[MATERIAL FOR THIS TASK — start]

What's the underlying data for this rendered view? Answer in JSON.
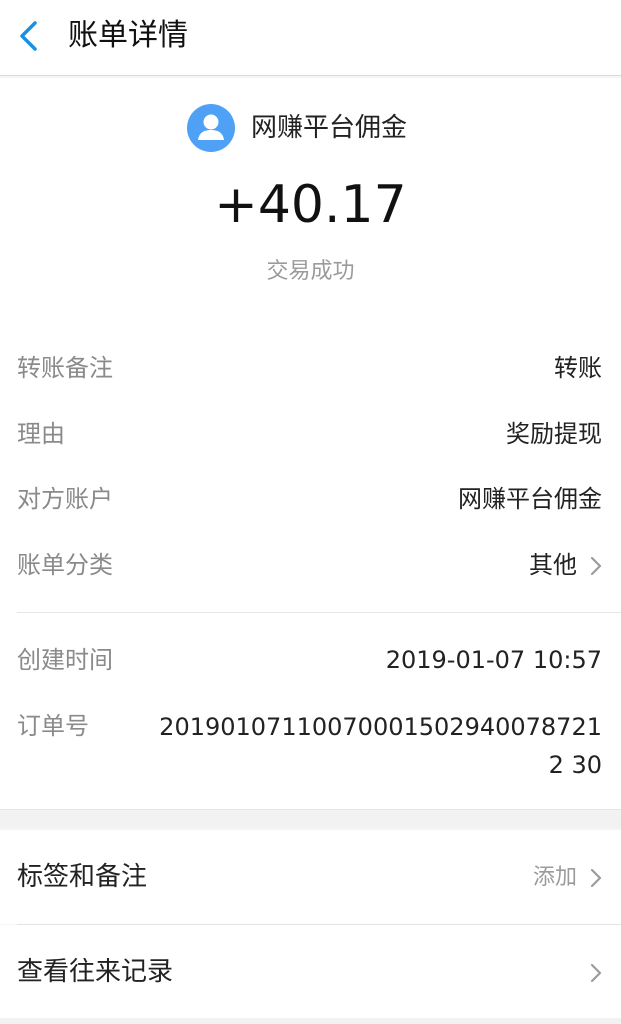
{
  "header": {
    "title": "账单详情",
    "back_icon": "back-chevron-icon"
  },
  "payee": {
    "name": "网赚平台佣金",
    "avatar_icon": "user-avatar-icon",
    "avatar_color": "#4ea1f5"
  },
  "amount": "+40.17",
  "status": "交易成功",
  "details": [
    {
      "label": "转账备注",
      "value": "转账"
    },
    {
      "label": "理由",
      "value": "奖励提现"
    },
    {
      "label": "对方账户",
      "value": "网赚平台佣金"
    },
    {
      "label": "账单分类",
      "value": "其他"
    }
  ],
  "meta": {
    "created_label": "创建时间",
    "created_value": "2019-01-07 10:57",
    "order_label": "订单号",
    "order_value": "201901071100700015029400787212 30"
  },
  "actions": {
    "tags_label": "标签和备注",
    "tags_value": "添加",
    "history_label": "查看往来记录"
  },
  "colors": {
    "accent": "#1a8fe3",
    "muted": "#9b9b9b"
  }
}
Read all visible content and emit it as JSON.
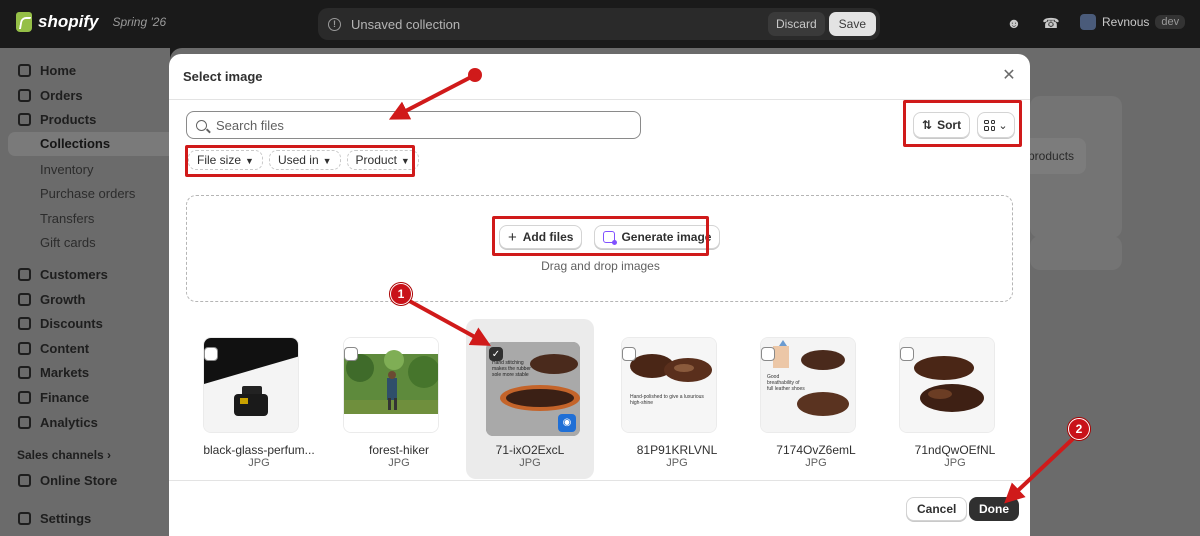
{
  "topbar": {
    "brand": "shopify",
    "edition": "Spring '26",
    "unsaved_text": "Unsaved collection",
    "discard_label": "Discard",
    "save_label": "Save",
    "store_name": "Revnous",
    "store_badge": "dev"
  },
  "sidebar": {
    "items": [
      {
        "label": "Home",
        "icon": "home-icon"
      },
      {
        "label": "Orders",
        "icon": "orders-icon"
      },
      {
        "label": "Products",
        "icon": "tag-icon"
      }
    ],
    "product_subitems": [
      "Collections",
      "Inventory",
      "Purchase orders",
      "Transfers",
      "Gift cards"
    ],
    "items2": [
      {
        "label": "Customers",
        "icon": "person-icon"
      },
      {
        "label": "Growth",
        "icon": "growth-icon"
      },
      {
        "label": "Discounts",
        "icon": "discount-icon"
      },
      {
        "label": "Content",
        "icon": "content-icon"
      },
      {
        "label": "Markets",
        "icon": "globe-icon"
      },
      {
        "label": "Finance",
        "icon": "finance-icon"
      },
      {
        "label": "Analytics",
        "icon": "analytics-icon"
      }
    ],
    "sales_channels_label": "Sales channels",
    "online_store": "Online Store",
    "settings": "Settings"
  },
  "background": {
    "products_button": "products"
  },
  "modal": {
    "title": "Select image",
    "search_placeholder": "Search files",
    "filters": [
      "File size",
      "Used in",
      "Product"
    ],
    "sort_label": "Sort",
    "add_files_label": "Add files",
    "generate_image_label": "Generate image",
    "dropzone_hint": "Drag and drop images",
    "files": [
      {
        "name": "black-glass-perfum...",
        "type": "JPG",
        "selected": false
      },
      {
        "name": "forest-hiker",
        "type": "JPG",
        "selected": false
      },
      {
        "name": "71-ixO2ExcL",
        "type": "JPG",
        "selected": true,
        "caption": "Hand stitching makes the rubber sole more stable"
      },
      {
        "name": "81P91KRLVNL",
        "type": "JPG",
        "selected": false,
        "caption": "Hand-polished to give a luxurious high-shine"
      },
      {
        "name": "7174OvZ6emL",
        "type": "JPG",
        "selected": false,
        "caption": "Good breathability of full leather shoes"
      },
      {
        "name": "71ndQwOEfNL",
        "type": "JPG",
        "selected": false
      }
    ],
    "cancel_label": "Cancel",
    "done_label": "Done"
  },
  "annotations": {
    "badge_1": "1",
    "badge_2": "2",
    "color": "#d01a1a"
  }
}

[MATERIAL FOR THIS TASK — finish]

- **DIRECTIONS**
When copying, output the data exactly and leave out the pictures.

- **ANSWER BELOW**
What's the underlying data for this rendered view? Answer in JSON.
{
  "header": {
    "title": "账单详情",
    "back_icon": "back-chevron-icon"
  },
  "payee": {
    "name": "网赚平台佣金",
    "avatar_icon": "user-avatar-icon",
    "avatar_color": "#4ea1f5"
  },
  "amount": "+40.17",
  "status": "交易成功",
  "details": [
    {
      "label": "转账备注",
      "value": "转账"
    },
    {
      "label": "理由",
      "value": "奖励提现"
    },
    {
      "label": "对方账户",
      "value": "网赚平台佣金"
    },
    {
      "label": "账单分类",
      "value": "其他"
    }
  ],
  "meta": {
    "created_label": "创建时间",
    "created_value": "2019-01-07 10:57",
    "order_label": "订单号",
    "order_value": "201901071100700015029400787212 30"
  },
  "actions": {
    "tags_label": "标签和备注",
    "tags_value": "添加",
    "history_label": "查看往来记录"
  },
  "colors": {
    "accent": "#1a8fe3",
    "muted": "#9b9b9b"
  }
}
Read all visible content and emit it as JSON.
{
  "topbar": {
    "brand": "shopify",
    "edition": "Spring '26",
    "unsaved_text": "Unsaved collection",
    "discard_label": "Discard",
    "save_label": "Save",
    "store_name": "Revnous",
    "store_badge": "dev"
  },
  "sidebar": {
    "items": [
      {
        "label": "Home",
        "icon": "home-icon"
      },
      {
        "label": "Orders",
        "icon": "orders-icon"
      },
      {
        "label": "Products",
        "icon": "tag-icon"
      }
    ],
    "product_subitems": [
      "Collections",
      "Inventory",
      "Purchase orders",
      "Transfers",
      "Gift cards"
    ],
    "items2": [
      {
        "label": "Customers",
        "icon": "person-icon"
      },
      {
        "label": "Growth",
        "icon": "growth-icon"
      },
      {
        "label": "Discounts",
        "icon": "discount-icon"
      },
      {
        "label": "Content",
        "icon": "content-icon"
      },
      {
        "label": "Markets",
        "icon": "globe-icon"
      },
      {
        "label": "Finance",
        "icon": "finance-icon"
      },
      {
        "label": "Analytics",
        "icon": "analytics-icon"
      }
    ],
    "sales_channels_label": "Sales channels",
    "online_store": "Online Store",
    "settings": "Settings"
  },
  "background": {
    "products_button": "products"
  },
  "modal": {
    "title": "Select image",
    "search_placeholder": "Search files",
    "filters": [
      "File size",
      "Used in",
      "Product"
    ],
    "sort_label": "Sort",
    "add_files_label": "Add files",
    "generate_image_label": "Generate image",
    "dropzone_hint": "Drag and drop images",
    "files": [
      {
        "name": "black-glass-perfum...",
        "type": "JPG",
        "selected": false
      },
      {
        "name": "forest-hiker",
        "type": "JPG",
        "selected": false
      },
      {
        "name": "71-ixO2ExcL",
        "type": "JPG",
        "selected": true,
        "caption": "Hand stitching makes the rubber sole more stable"
      },
      {
        "name": "81P91KRLVNL",
        "type": "JPG",
        "selected": false,
        "caption": "Hand-polished to give a luxurious high-shine"
      },
      {
        "name": "7174OvZ6emL",
        "type": "JPG",
        "selected": false,
        "caption": "Good breathability of full leather shoes"
      },
      {
        "name": "71ndQwOEfNL",
        "type": "JPG",
        "selected": false
      }
    ],
    "cancel_label": "Cancel",
    "done_label": "Done"
  },
  "annotations": {
    "badge_1": "1",
    "badge_2": "2",
    "color": "#d01a1a"
  }
}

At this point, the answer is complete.